“Who’s your friend?” I ask, choosing to be direct.
“Oh…you heard him…” She taps her fingers against the door frame and cranes her head over her shoulder. “I told you, you were being loud.”
“That happens when a girl gives good—”
“Breakfast,” Daisy says, her smile brightening. “I think I should make breakfast for everyone.”
“Do that,” I tell her, “and I’ll talk to your friend while you cook.”
She waves me off casually. “There’s no need for that. You’ll see him in the Alps.” She clears her throat. “Production is making him go on the trip.” She rocks on her heels nervously, her only giveaway right now.
So this is her new boyfriend. “And you don’t want him to come?”
She shrugs. “I’m happy that we’re going to get away from the paparazzi for a week, but I’m not too excited at the idea of Lo and Ryke giving him the third degree.”
“He should start with me then, ease him in,” I say, manipulating her a little. But it’s for a good cause. “I just want to have a civil conversation.”
“Sure. That sounds good.” But I see the worry behind the façade she’s created. Daisy has a talent at hiding her true feelings, something I’m an expert in.
Before she leaves, she turns around in the hall and talks while she walks backwards. “Could you…maybe do me a solid and not mention to Rose that Julian was making those noises?”
Rose knows Daisy is sexually active. She’s also a proponent for women exploring their sexuality, even if she’s been too timid to explore her own. Based on the lack of sweat and flush, I assume Daisy wasn’t hav**g s*x.
“Rose won’t care,” I end up saying. But Daisy knows this, so what’s the real problem?
Daisy clasps her hands together. “Right. Good.” She jabs her thumb towards the stairs. “Breakfast then.” She disappears, leaving a sinking feeling in my stomach.
Something’s not right about Julian.
I push open the bedroom door to find a tanned guy with tousled brown hair and an unshaven face. Most likely Italian.
My first reaction: He’s definitely a model. I can tell by his striking features alone, and I’m sure he’s someone she met at work. And then the minute he stands in front of the mirror and combs his fingers through his hair to style it, I see the real problem.
This guy isn’t a teenager. Not even close.

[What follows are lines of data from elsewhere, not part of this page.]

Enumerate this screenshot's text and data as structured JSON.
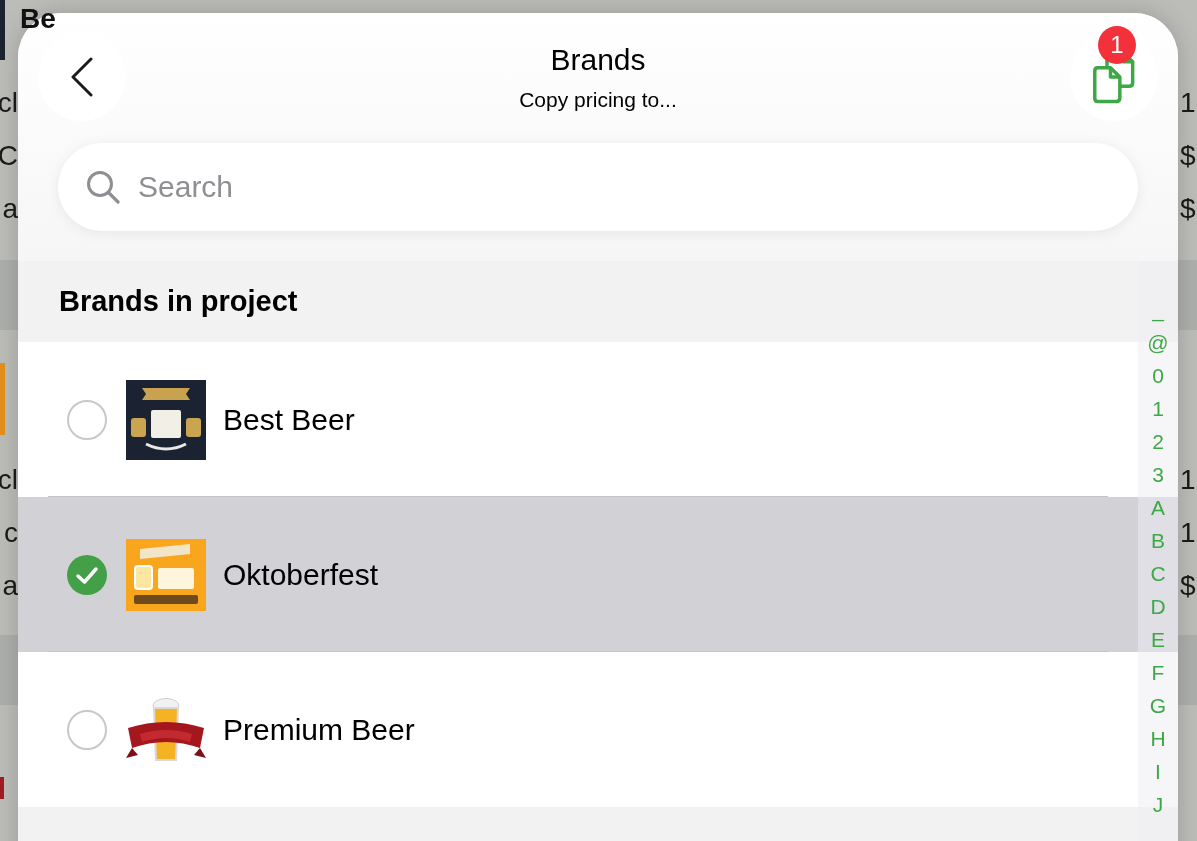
{
  "background_list": {
    "groups": [
      {
        "title": "Be",
        "rows": [
          {
            "column_1": "cl",
            "column_2": "1"
          },
          {
            "column_1": "C",
            "column_2": "$"
          },
          {
            "column_1": "a",
            "column_2": "$"
          }
        ]
      },
      {
        "rows": [
          {
            "column_1": "cl",
            "column_2": "1"
          },
          {
            "column_1": "c",
            "column_2": "1"
          },
          {
            "column_1": "a",
            "column_2": "$"
          }
        ]
      }
    ]
  },
  "sheet": {
    "title": "Brands",
    "subtitle": "Copy pricing to...",
    "copy_button": {
      "badge": "1"
    },
    "search": {
      "placeholder": "Search"
    },
    "section": {
      "title": "Brands in project",
      "items": [
        {
          "name": "Best Beer",
          "selected": false,
          "logo": {
            "kind": "emblem"
          }
        },
        {
          "name": "Oktoberfest",
          "selected": true,
          "logo": {
            "kind": "label"
          }
        },
        {
          "name": "Premium Beer",
          "selected": false,
          "logo": {
            "kind": "banner"
          }
        }
      ]
    },
    "index": [
      "_",
      "@",
      "0",
      "1",
      "2",
      "3",
      "A",
      "B",
      "C",
      "D",
      "E",
      "F",
      "G",
      "H",
      "I",
      "J"
    ]
  }
}
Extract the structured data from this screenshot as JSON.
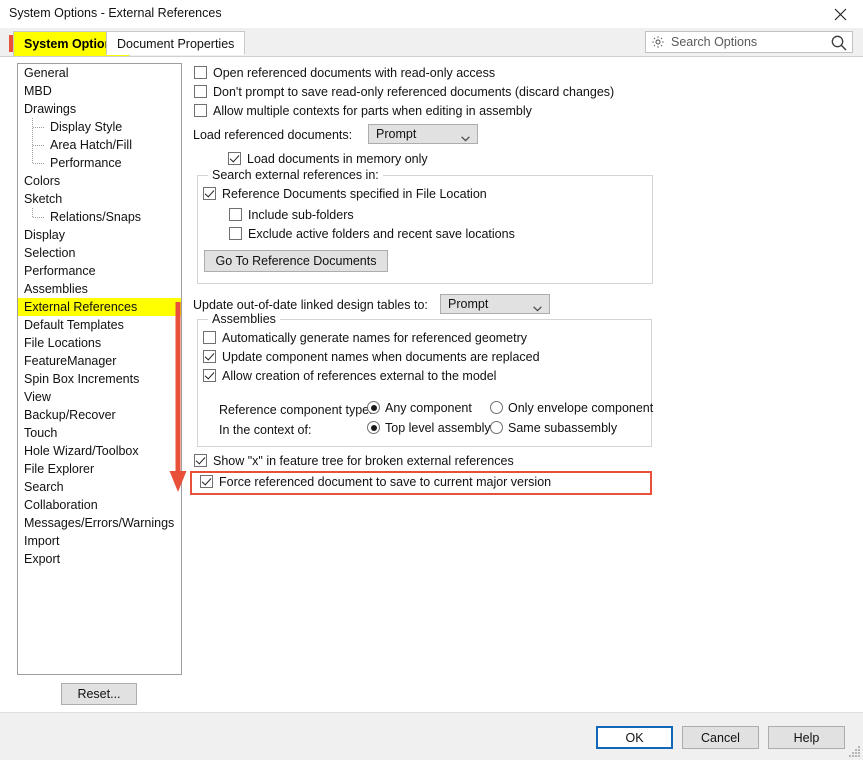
{
  "window": {
    "title": "System Options - External References",
    "close_icon": "close-icon"
  },
  "tabs": [
    {
      "label": "System Options",
      "active": true
    },
    {
      "label": "Document Properties",
      "active": false
    }
  ],
  "search": {
    "placeholder": "Search Options",
    "gear_icon": "gear-icon",
    "magnifier_icon": "search-icon"
  },
  "sidebar": {
    "items": [
      {
        "label": "General",
        "level": 0,
        "selected": false
      },
      {
        "label": "MBD",
        "level": 0,
        "selected": false
      },
      {
        "label": "Drawings",
        "level": 0,
        "selected": false
      },
      {
        "label": "Display Style",
        "level": 1,
        "selected": false
      },
      {
        "label": "Area Hatch/Fill",
        "level": 1,
        "selected": false
      },
      {
        "label": "Performance",
        "level": 1,
        "selected": false
      },
      {
        "label": "Colors",
        "level": 0,
        "selected": false
      },
      {
        "label": "Sketch",
        "level": 0,
        "selected": false
      },
      {
        "label": "Relations/Snaps",
        "level": 1,
        "selected": false
      },
      {
        "label": "Display",
        "level": 0,
        "selected": false
      },
      {
        "label": "Selection",
        "level": 0,
        "selected": false
      },
      {
        "label": "Performance",
        "level": 0,
        "selected": false
      },
      {
        "label": "Assemblies",
        "level": 0,
        "selected": false
      },
      {
        "label": "External References",
        "level": 0,
        "selected": true
      },
      {
        "label": "Default Templates",
        "level": 0,
        "selected": false
      },
      {
        "label": "File Locations",
        "level": 0,
        "selected": false
      },
      {
        "label": "FeatureManager",
        "level": 0,
        "selected": false
      },
      {
        "label": "Spin Box Increments",
        "level": 0,
        "selected": false
      },
      {
        "label": "View",
        "level": 0,
        "selected": false
      },
      {
        "label": "Backup/Recover",
        "level": 0,
        "selected": false
      },
      {
        "label": "Touch",
        "level": 0,
        "selected": false
      },
      {
        "label": "Hole Wizard/Toolbox",
        "level": 0,
        "selected": false
      },
      {
        "label": "File Explorer",
        "level": 0,
        "selected": false
      },
      {
        "label": "Search",
        "level": 0,
        "selected": false
      },
      {
        "label": "Collaboration",
        "level": 0,
        "selected": false
      },
      {
        "label": "Messages/Errors/Warnings",
        "level": 0,
        "selected": false
      },
      {
        "label": "Import",
        "level": 0,
        "selected": false
      },
      {
        "label": "Export",
        "level": 0,
        "selected": false
      }
    ],
    "reset_label": "Reset..."
  },
  "options": {
    "open_readonly": "Open referenced documents with read-only access",
    "dont_prompt_save": "Don't prompt to save read-only referenced documents (discard changes)",
    "allow_multiple_contexts": "Allow multiple contexts for parts when editing in assembly",
    "load_referenced_label": "Load referenced documents:",
    "load_referenced_value": "Prompt",
    "load_in_memory": "Load documents in memory only",
    "search_group_title": "Search external references in:",
    "reference_documents_specified": "Reference Documents specified in File Location",
    "include_subfolders": "Include sub-folders",
    "exclude_active_folders": "Exclude active folders and recent save locations",
    "go_to_reference_documents": "Go To Reference Documents",
    "update_linked_tables_label": "Update out-of-date linked design tables to:",
    "update_linked_tables_value": "Prompt",
    "assemblies_group_title": "Assemblies",
    "auto_generate_names": "Automatically generate names for referenced geometry",
    "update_component_names": "Update component names when documents are replaced",
    "allow_creation_external": "Allow creation of references external to the model",
    "reference_component_type_label": "Reference component type:",
    "any_component": "Any component",
    "only_envelope_component": "Only envelope component",
    "in_the_context_of_label": "In the context of:",
    "top_level_assembly": "Top level assembly",
    "same_subassembly": "Same subassembly",
    "show_x_broken_refs": "Show \"x\" in feature tree for broken external references",
    "force_referenced_save": "Force referenced document to save to current major version"
  },
  "buttons": {
    "ok": "OK",
    "cancel": "Cancel",
    "help": "Help"
  },
  "annotations": {
    "highlight_color": "#ffff00",
    "marker_color": "#e8503a"
  }
}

“Hey, man,” he nods at me. “You wouldn’t be her brother, would you?” He grimaces, already expecting harsh words. He doesn’t even know that she only has sisters.
“So you’re Daisy’s new boyfriend?” I ask, intentionally not answering his previous question.
He shifts uncomfortably on his heels. “Kiiind of…”
“Well the term boyfriend doesn’t have more than one implication.” I lean my shoulder against the door frame. “You’re either dating or you aren’t.”
He narrows his eyes like he’s confused.
“Well, we’re not f**king at all. She’s underage.” He grabs his coat off the chair. “What do you call that?”
“You can still be convicted of sodomy for a bl*w j*b,” I refute. “So I call it f**king.”
His face goes pale. “Look, I’m a model. I’ve known Daisy for almost a year. We’re just good friends.”
“You’re about…twenty-two?” I ask.
Fuck. Ryke is twenty-three. He’s going to kill him.
I shake my head.
Daisy is confused. I read it across her face almost every time I see her. She has a career and has been treated like an adult from the fashion industry, from agents, photographers and models like Julian, since she was fourteen. But there are people, like Lo and Lily, who see her as a little sister. Who treat her like she’s sixteen going on seventeen and not her maturity level.
Age is a number that doesn’t reflect circumstance, environment or psychology. Age matters very little to me when some thirty-year-olds act like children and some teenagers take on the responsibility of households.